# EXERCISE PROMPT:
Take the line with "Convert this screenshot" and every line after it in the entries below, and set them down exactly, without any pictures.

Dataset entries
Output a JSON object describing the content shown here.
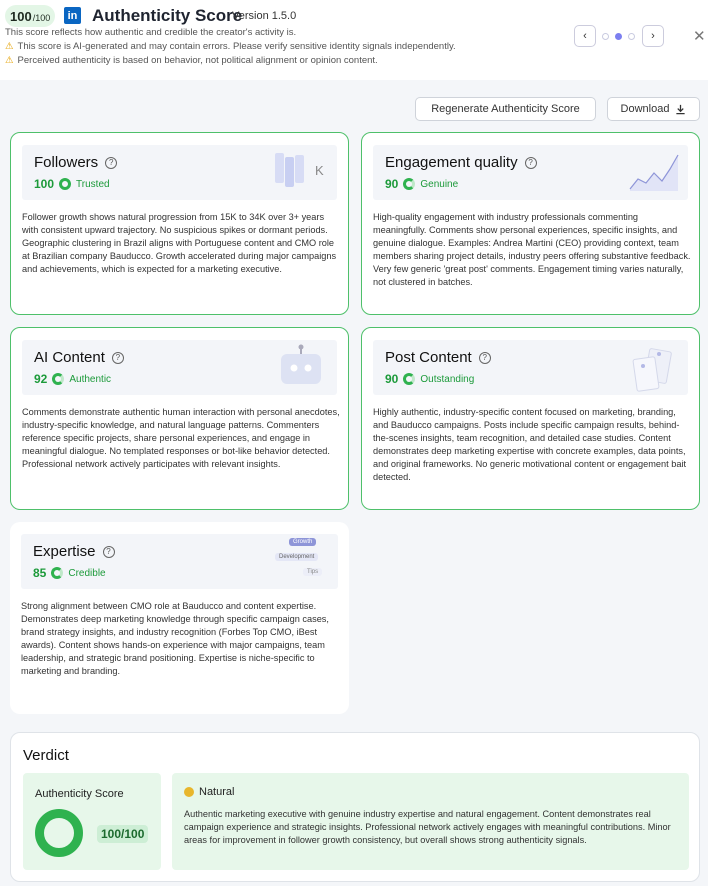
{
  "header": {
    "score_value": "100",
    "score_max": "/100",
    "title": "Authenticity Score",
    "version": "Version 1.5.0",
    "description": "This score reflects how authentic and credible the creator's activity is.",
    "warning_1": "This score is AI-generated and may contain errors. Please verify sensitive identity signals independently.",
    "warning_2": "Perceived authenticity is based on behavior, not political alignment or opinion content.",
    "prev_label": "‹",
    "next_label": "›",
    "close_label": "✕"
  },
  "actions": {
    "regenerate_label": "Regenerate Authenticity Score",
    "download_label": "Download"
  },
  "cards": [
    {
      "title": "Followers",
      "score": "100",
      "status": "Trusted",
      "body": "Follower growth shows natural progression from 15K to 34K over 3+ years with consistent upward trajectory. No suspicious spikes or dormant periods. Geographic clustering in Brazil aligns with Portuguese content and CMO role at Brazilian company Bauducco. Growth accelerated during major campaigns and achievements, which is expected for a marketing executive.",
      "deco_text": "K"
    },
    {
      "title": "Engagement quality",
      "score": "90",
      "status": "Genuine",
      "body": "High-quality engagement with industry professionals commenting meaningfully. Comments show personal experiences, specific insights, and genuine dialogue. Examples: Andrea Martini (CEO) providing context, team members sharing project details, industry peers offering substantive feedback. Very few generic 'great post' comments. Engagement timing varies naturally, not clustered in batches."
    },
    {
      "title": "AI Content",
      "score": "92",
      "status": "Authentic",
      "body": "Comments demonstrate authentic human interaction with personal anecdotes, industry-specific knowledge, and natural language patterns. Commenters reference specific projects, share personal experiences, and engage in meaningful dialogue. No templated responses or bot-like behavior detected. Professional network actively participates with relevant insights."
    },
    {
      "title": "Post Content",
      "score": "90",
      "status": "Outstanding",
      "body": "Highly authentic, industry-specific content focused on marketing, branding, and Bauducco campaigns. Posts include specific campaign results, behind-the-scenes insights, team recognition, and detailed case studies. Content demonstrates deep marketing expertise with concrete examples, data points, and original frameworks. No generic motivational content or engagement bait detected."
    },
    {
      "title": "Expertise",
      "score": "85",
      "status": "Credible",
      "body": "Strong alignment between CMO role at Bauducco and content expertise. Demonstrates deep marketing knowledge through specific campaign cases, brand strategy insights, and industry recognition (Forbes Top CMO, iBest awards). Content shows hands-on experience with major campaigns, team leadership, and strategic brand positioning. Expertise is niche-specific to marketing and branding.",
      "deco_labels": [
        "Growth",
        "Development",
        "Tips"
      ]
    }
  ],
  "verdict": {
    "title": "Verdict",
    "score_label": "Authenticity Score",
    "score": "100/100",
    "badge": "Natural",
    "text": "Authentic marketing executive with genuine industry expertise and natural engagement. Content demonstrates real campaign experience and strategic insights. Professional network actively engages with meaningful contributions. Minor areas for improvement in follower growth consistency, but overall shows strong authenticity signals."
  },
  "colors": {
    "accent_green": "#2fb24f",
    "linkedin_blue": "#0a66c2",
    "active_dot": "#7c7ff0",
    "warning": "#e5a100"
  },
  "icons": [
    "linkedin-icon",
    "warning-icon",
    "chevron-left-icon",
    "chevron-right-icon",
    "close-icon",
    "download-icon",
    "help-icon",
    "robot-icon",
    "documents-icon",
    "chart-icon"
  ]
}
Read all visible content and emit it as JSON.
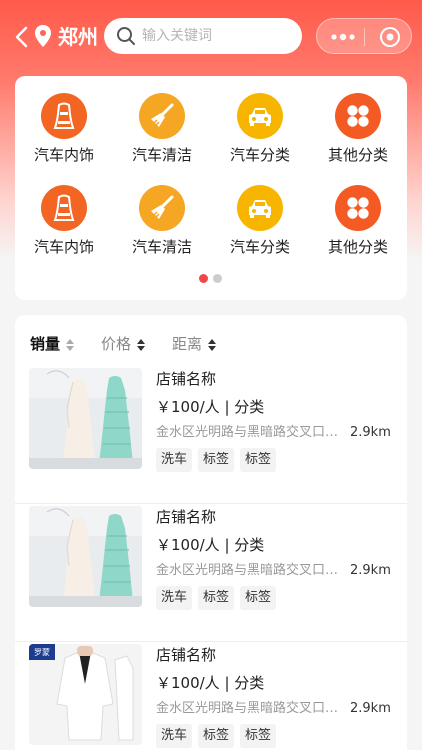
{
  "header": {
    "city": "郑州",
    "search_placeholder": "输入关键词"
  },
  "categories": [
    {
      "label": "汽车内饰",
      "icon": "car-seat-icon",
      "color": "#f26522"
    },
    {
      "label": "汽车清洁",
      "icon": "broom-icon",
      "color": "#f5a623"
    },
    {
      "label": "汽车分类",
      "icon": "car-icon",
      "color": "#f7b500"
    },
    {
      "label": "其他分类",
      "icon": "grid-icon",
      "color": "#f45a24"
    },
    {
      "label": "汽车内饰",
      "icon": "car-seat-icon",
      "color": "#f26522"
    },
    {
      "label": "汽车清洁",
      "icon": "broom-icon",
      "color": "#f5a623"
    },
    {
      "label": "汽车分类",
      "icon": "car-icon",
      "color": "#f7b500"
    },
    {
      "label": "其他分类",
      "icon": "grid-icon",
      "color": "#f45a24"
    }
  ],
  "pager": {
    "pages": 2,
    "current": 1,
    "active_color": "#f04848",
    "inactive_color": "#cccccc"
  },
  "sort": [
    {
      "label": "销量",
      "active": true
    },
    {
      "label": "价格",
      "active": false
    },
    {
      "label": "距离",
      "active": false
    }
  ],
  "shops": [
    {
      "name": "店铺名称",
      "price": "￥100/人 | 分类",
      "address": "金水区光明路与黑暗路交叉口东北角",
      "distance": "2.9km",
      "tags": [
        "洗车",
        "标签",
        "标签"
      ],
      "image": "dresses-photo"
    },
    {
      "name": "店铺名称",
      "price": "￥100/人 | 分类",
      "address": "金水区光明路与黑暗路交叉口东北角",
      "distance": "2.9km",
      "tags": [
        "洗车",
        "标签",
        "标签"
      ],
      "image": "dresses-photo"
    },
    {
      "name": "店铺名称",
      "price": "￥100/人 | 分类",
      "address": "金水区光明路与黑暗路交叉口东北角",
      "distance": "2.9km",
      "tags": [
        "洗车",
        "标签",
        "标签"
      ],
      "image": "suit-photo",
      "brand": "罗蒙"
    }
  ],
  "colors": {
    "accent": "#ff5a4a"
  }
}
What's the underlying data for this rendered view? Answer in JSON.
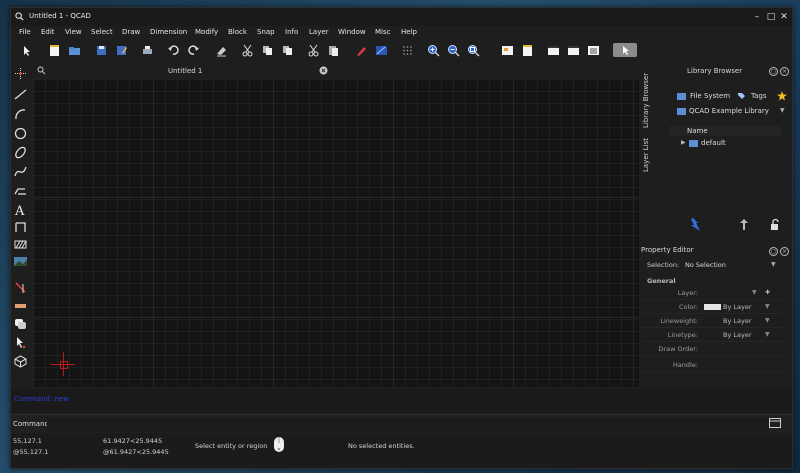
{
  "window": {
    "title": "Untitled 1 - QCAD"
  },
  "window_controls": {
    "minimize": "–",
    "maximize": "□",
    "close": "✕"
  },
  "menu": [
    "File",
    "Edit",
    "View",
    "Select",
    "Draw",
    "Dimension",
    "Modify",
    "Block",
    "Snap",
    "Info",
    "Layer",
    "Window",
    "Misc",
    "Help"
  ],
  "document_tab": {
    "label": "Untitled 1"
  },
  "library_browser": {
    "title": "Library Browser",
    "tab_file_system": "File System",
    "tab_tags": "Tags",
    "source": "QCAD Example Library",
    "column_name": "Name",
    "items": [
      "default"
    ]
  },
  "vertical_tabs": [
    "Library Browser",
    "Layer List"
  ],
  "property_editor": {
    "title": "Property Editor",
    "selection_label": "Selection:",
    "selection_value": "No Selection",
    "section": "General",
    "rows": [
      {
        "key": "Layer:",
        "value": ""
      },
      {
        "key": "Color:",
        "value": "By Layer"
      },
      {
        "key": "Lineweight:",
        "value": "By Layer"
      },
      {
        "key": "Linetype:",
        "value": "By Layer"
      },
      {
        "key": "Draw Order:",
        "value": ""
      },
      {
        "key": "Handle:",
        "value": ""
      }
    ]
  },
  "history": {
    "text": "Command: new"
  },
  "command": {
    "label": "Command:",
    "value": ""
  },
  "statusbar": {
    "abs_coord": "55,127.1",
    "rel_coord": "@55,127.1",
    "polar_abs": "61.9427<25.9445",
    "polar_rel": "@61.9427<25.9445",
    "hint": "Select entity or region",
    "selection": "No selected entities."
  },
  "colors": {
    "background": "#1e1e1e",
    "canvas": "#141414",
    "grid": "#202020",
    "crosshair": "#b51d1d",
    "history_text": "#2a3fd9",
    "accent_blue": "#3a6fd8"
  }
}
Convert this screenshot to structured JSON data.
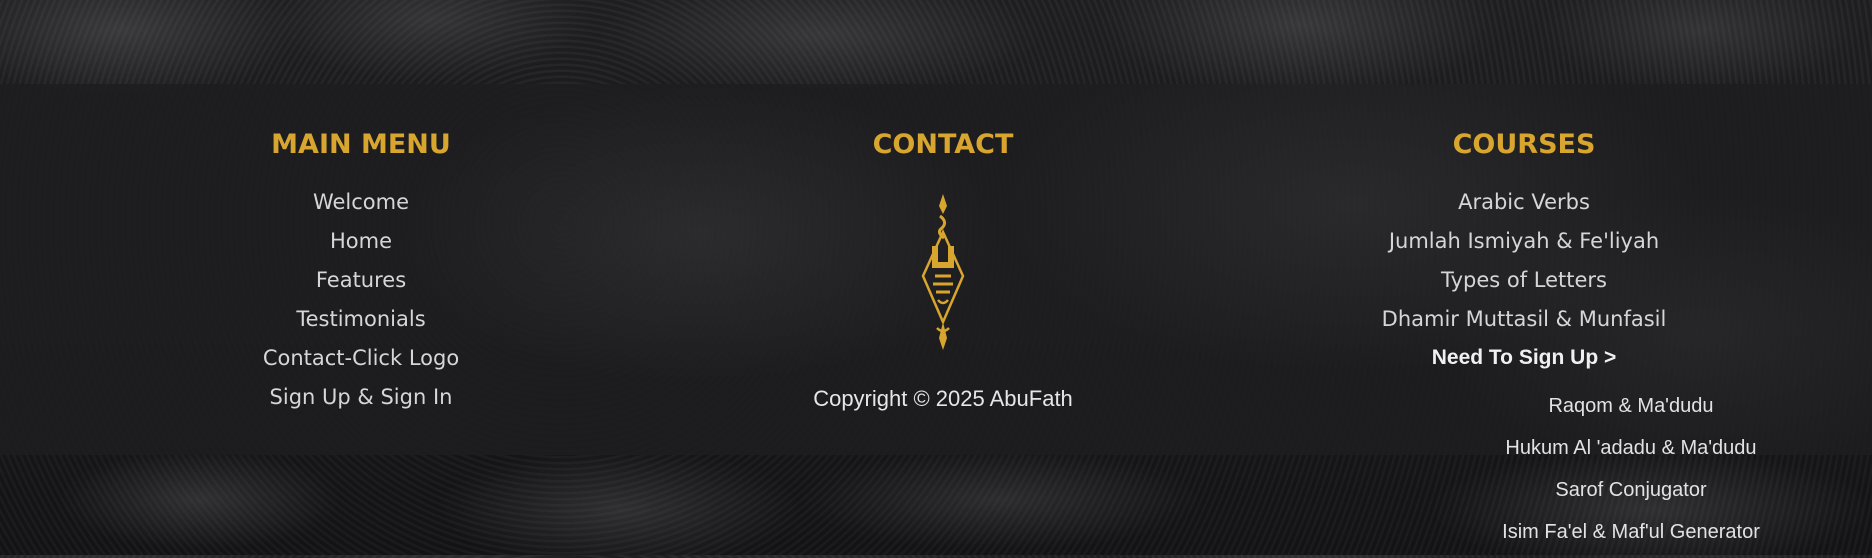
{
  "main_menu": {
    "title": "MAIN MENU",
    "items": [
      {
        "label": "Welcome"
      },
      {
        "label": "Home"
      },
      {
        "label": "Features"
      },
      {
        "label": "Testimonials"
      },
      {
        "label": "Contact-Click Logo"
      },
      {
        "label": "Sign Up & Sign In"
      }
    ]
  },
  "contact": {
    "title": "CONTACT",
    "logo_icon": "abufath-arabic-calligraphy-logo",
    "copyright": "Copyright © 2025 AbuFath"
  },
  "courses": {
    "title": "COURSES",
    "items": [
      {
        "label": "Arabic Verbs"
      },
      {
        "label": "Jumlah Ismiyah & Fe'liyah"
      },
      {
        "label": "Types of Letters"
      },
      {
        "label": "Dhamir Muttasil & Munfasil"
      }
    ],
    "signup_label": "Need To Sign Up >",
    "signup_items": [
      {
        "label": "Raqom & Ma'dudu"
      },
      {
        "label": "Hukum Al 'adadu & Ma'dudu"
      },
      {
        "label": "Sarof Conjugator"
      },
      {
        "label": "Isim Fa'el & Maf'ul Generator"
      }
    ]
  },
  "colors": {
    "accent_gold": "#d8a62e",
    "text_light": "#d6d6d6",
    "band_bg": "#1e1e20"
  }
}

# WRITTEN RESPONSE:
Convert this screenshot to structured JSON data.
{
  "main_menu": {
    "title": "MAIN MENU",
    "items": [
      {
        "label": "Welcome"
      },
      {
        "label": "Home"
      },
      {
        "label": "Features"
      },
      {
        "label": "Testimonials"
      },
      {
        "label": "Contact-Click Logo"
      },
      {
        "label": "Sign Up & Sign In"
      }
    ]
  },
  "contact": {
    "title": "CONTACT",
    "logo_icon": "abufath-arabic-calligraphy-logo",
    "copyright": "Copyright © 2025 AbuFath"
  },
  "courses": {
    "title": "COURSES",
    "items": [
      {
        "label": "Arabic Verbs"
      },
      {
        "label": "Jumlah Ismiyah & Fe'liyah"
      },
      {
        "label": "Types of Letters"
      },
      {
        "label": "Dhamir Muttasil & Munfasil"
      }
    ],
    "signup_label": "Need To Sign Up >",
    "signup_items": [
      {
        "label": "Raqom & Ma'dudu"
      },
      {
        "label": "Hukum Al 'adadu & Ma'dudu"
      },
      {
        "label": "Sarof Conjugator"
      },
      {
        "label": "Isim Fa'el & Maf'ul Generator"
      }
    ]
  },
  "colors": {
    "accent_gold": "#d8a62e",
    "text_light": "#d6d6d6",
    "band_bg": "#1e1e20"
  }
}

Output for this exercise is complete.